Should internal audit remain independent or get more integrated into the first two lines of defense? It might be time to rethink the model.
For years, those of us on the control side of business have explained the Three Lines of Defense model to business leadership and other interested parties. For those who don’t know, that model states that the business is responsible for the first two lines of defense against risk, and internal audit is the third line. There are many reasons and good arguments for this segmentation.
I would suggest that perhaps it’s time to let the model evolve into its destined form.
“It’s no longer an advantage to have internal audit stand alone as the final stopgap for risk management.”
We should all be smart enough to realize that holding internal audit separately is just an excuse to not have them involved where they can provide the most—and the best—value.
The integration of internal audit with the first two lines of defense has the potential to truly improve risk management. It could be the thing that links real-time application to the organization’s governance, risk, and compliance (GRC) vision and ERM expectations. In football, sometimes the best defense is a good offense, and the time has come to bring internal audit to the offensive side of the ball.
Let’s explore some ways to do that while also making sure internal audit maintains its necessary independence:
Review of business controls: The first line of defense
An independent assessment on the effectiveness of controls is a basic practice of internal audit. There’s nothing wrong with having auditors review controls while processes are being revised or developed—or even during the implementation stages of process redesign. This provides the business with a real-time review of the proposed control structure in a way that allows changes to be made before controls are even implemented.
A side benefit of early control review? Getting rid of redundant controls, or confirming that several controls working together actually mitigate the risk in the way the business expects.
Review of control functions: The second line of defense
One of the premises of the Three Lines of Defense model is that internal audit could rely on various internal control functions implemented by management. If we hold that belief to be true—and we should—then why does internal audit not support management by suggesting the proper organization, skills, and processes needed to achieve that goal?
Internal audit will review any control function (compliance testing, quality control, credit risk review, etc.) against standards to support full reliance. Internal audit should undertake this review during the creation of these control functions, assuring stronger and more sustainable processes. This saves the business money and also strengthens the second line of defense.
Integrated GRC: The lifeblood of ERM
Finally, GRC is a shared repository of information. Internal audit should actively participate in the successful implementation and exploitation of GRC for ERM purposes. Results of audit tests, audit risk assessment, and audit monitoring can provide the business with independent confirmation that controls and risk management efforts are effective.
With internal audit populating the business’s GRC tool, management would have a more complete vision of risk and controls at their fingertips. Internal audit then becomes a partner in risk management by providing independent confirmation that controls are effective. For management, this means “one-stop shopping.” For internal audit, it means auditors are on the path to becoming trusted advisors.
The days of separation must end. Internal audit and the rest of the business can become close allies in the battle against risks. ERM and the use of GRC tools have made this easier than ever. We should all make it happen.

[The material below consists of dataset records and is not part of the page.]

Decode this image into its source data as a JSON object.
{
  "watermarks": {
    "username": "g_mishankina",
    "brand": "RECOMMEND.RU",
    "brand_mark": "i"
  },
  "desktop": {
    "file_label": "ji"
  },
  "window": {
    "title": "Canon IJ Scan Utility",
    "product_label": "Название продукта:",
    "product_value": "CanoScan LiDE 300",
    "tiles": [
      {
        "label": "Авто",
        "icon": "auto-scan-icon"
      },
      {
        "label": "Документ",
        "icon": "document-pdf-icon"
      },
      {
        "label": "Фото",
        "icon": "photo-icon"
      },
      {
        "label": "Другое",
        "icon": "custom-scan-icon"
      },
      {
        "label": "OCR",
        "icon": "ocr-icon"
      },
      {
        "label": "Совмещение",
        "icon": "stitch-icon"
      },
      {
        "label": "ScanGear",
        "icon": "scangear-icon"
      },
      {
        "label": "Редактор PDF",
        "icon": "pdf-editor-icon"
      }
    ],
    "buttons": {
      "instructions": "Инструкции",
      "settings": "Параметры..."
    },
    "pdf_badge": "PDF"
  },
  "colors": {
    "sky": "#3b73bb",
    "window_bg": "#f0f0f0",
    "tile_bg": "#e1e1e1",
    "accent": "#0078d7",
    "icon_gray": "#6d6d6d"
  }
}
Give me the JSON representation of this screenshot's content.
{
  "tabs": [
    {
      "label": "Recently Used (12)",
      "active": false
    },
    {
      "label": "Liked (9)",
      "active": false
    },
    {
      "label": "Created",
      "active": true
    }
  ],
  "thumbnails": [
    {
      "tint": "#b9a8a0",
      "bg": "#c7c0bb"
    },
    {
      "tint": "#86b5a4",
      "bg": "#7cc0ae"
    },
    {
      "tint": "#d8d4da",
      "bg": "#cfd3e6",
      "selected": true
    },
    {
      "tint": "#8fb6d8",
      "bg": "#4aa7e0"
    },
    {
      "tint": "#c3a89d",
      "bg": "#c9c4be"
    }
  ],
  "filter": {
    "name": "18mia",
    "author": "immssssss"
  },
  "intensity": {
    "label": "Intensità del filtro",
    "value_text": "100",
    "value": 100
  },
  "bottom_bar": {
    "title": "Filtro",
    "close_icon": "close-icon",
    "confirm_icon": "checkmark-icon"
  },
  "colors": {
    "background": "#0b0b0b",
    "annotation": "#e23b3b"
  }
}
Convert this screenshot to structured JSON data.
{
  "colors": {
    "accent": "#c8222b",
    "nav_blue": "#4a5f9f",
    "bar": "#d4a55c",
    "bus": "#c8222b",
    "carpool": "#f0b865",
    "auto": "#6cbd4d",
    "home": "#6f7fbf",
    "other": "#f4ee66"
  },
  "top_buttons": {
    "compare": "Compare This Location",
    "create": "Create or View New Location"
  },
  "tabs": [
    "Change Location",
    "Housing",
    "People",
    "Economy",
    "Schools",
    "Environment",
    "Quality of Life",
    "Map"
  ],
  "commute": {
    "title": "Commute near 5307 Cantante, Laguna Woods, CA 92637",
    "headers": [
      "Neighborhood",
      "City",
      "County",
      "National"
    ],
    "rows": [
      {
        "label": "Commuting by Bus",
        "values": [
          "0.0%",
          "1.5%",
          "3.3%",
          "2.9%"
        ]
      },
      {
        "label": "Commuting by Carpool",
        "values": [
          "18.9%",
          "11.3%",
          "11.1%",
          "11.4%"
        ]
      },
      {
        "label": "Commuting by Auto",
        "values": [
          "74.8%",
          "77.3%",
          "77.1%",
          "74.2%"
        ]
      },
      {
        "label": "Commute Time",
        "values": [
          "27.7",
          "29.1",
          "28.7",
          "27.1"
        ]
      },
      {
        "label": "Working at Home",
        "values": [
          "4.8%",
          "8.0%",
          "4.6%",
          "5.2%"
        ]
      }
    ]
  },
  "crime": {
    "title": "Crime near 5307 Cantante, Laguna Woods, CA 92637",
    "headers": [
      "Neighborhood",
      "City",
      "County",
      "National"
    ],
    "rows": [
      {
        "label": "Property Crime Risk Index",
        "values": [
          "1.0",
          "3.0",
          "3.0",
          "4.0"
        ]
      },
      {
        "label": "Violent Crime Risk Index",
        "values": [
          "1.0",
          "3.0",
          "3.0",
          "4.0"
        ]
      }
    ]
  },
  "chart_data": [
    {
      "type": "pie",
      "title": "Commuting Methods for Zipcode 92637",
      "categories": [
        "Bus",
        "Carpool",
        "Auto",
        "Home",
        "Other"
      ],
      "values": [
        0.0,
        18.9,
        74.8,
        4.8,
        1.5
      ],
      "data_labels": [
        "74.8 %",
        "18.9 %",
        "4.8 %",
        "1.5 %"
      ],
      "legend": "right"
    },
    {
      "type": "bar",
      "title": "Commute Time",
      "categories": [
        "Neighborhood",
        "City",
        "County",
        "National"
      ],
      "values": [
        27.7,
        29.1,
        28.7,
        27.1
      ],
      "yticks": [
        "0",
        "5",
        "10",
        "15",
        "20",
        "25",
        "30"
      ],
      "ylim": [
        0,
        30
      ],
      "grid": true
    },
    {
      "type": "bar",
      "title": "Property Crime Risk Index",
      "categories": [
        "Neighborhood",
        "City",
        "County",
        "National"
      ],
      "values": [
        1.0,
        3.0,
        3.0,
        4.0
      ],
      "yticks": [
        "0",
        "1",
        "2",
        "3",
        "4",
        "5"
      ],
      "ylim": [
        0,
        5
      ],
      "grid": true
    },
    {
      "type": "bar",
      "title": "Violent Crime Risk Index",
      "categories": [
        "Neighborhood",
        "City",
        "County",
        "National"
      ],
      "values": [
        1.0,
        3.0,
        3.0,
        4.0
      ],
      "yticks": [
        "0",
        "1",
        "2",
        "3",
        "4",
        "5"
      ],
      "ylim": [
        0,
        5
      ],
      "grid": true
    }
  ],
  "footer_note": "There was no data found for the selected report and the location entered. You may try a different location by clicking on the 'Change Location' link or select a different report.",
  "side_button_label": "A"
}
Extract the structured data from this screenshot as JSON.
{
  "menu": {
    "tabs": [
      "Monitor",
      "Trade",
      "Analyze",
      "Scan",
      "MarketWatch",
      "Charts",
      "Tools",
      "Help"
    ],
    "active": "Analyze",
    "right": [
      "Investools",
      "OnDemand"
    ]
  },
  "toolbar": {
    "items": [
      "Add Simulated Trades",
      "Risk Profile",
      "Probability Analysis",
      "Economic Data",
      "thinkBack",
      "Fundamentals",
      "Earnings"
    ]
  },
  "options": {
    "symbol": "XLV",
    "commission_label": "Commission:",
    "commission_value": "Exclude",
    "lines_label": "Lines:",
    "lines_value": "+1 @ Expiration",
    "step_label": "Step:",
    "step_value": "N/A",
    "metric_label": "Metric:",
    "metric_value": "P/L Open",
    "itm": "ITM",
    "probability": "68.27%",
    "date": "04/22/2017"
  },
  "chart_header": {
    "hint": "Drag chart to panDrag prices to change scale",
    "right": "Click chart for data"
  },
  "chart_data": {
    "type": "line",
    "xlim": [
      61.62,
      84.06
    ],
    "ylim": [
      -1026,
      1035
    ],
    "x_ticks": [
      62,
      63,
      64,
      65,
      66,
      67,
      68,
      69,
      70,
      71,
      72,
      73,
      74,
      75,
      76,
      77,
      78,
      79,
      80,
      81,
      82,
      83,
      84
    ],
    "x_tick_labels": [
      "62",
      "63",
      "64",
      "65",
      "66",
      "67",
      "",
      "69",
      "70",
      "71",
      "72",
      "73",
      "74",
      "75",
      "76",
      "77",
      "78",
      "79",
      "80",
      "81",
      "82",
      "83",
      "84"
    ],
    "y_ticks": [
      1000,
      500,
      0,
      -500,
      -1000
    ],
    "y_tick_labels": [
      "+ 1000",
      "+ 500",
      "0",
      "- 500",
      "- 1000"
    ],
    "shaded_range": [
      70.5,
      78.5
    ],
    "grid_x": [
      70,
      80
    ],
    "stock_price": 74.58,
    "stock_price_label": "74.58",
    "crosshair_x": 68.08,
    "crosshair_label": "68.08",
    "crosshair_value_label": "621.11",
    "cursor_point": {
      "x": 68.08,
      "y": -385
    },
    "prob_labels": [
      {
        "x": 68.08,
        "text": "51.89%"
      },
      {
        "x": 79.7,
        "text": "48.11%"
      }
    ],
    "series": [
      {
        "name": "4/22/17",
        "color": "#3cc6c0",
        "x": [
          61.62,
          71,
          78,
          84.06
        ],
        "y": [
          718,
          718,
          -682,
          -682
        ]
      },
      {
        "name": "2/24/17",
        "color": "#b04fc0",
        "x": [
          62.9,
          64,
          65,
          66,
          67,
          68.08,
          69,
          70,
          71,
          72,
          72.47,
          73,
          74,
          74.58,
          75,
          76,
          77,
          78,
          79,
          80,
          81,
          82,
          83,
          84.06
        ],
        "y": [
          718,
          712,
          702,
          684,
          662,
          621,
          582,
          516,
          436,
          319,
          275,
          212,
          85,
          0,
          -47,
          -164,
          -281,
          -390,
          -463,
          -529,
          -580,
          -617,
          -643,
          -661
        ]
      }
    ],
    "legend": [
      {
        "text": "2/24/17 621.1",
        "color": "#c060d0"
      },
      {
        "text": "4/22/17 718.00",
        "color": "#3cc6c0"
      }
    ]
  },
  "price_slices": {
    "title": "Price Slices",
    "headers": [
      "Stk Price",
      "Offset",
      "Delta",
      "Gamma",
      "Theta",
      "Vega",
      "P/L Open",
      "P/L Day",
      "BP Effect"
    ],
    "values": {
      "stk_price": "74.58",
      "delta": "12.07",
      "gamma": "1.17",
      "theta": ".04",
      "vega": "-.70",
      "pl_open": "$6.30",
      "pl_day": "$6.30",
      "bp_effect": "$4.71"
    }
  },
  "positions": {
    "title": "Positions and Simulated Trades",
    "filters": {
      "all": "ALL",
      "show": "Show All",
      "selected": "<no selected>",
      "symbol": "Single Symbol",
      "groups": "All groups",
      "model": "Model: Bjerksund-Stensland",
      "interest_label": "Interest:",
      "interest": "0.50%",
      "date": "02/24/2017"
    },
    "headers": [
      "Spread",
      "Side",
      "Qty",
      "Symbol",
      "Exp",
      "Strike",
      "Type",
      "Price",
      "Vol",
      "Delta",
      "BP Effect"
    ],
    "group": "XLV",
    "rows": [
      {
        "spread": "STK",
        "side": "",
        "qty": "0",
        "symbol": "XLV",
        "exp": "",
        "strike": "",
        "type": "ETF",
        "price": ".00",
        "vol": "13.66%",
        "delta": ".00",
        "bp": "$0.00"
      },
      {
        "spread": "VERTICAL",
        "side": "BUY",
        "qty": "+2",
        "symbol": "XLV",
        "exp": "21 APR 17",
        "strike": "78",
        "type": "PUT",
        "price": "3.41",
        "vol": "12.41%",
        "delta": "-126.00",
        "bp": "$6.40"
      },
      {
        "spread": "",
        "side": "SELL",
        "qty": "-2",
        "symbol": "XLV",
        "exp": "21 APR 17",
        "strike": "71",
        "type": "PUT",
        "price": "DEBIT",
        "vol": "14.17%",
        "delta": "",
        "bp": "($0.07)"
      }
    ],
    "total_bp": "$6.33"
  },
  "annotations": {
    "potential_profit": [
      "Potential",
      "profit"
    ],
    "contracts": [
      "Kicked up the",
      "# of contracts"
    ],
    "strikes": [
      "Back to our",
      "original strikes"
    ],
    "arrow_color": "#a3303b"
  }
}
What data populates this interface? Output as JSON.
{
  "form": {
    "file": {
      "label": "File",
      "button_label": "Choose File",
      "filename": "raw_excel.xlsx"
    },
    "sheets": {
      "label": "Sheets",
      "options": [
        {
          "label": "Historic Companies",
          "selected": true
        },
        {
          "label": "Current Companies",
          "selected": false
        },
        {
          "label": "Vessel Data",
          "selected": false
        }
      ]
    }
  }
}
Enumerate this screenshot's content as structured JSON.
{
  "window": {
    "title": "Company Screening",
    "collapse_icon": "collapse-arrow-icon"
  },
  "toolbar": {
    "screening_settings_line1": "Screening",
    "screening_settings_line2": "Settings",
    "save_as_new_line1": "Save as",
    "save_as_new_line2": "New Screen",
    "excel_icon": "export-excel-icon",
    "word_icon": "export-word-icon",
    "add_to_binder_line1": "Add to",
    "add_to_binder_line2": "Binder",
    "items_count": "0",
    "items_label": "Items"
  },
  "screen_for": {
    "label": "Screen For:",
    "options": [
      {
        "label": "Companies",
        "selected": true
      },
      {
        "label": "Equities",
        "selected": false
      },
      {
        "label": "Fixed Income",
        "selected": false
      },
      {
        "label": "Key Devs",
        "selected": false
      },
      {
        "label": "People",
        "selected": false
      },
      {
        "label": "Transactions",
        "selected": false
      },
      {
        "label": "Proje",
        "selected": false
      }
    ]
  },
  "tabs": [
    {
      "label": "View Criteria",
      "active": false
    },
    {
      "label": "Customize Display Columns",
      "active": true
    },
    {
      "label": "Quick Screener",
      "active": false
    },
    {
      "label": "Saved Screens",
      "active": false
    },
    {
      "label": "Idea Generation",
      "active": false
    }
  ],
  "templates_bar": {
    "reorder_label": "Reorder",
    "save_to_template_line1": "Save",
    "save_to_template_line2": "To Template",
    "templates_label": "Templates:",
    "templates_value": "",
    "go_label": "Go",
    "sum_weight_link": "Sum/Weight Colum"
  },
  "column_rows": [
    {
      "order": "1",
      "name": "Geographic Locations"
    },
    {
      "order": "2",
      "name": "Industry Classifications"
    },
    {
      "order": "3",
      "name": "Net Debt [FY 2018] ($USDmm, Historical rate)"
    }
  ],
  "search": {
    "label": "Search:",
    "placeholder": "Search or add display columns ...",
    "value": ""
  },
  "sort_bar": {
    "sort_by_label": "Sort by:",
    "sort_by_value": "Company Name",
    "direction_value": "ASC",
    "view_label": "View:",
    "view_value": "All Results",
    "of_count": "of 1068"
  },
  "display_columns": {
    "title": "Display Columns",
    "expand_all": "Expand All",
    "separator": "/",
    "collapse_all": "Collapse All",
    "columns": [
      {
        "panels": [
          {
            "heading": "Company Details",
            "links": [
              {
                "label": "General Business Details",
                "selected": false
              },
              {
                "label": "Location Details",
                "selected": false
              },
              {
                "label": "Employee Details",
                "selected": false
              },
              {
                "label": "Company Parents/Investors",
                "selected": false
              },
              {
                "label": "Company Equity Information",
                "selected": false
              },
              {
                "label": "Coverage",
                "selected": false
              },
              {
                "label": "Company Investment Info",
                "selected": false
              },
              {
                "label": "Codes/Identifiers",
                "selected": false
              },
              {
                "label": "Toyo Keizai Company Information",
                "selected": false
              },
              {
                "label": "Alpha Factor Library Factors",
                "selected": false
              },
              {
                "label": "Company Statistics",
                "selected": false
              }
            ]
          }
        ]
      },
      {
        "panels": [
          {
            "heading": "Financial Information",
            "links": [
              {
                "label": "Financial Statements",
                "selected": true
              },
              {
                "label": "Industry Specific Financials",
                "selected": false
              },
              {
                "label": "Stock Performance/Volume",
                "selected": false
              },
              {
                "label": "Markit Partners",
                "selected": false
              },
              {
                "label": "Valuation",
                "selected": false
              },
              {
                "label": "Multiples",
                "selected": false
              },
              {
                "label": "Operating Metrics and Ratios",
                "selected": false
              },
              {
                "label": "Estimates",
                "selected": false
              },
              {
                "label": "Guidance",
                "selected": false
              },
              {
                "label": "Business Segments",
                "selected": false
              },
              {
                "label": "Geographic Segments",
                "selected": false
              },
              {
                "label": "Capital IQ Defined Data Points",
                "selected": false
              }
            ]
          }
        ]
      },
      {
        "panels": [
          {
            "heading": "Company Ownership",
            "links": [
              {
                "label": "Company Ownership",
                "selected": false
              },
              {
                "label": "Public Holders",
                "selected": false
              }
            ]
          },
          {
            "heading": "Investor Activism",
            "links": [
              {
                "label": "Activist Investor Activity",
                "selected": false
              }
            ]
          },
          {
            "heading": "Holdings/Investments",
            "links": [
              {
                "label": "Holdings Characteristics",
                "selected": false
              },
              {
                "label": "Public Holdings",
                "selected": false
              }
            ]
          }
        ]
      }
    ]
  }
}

Don’t Navigate Risks Without Internal Auditors
This eBook highlights:
- How to assess low, medium, and high risk using the Risk Assessment Process
- Ways to prioritize risk using scorecards and heat maps
- Best practices for risk-based audit planning, while staying current to changing risk profiles
- Examples of analytics for identifying risk and case studies from public and private sectors
- 6 steps of applying analytics for risk assessment.